The two TWS have very different sound signatures. For one, the AVA has more warmth and bass presence compared to the FW5. It is a lot more bottom-heavy while the FW5 is top-heavy. Boomy bass is to be expected.
The FW5 pales in comparison in this aspect. Although you can roughly hear the mid-bass presence in the FW5 it is the AVA that has more punch with better sub-bass and mid-bass quality and quantity.
With the midrange, both have good clarity and natural presentation. The main difference is that the FiiO FW5 has a more forward tuning and thinner timbre compared to the AVA which has placed the midrange a bit to the back with a thicker timbre.
The treble on the FW5 has a lot more presence. I would have to say that the FW5 is bright sounding while the SHOZY is a bit reserved in this aspect. Between the two, I prefer the AVA’s more conservative tuning.
When it comes to soundstage and imaging, both perform relatively well within their price point. Both are sub $200 TWS monitors where you can’t expect an expensive soundstage. They both do have a good sense of width, height, and depth.
The AVA is more well-balanced with more depth and maintains an average soundstage while the FW5 has a wider soundstage but taller highs. Imaging is also spot on without sounding monodirectional across different genres.
The SHOZY AVA is the company’s first attempt in the TWS space. Although these are not the most technical sounding, it’s a ton of fun to listen to. I can confidently tell that these are made for both audiophiles and non-audiophiles alike with their signature tuning that surely will upgrade the listening experience.
With a price of $169, it is price competitive with a lot of contenders in this space.
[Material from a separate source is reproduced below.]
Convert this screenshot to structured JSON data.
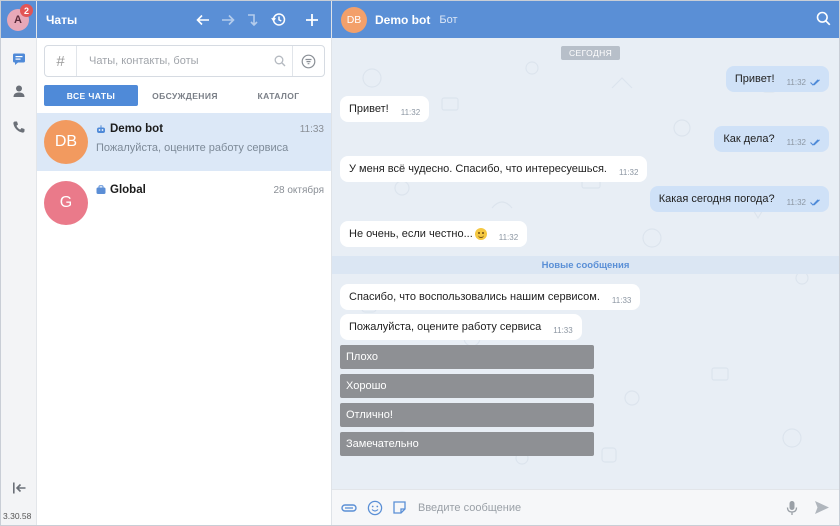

If the only consideration is sound quality, where ANC and IP ratings are not part of the considerations, I can easily recommend these monitors with their comfortable fit and fun tuning.
But if ANC and IP Ratings are important features, you can look elsewhere for getting a better value in terms of all-around features.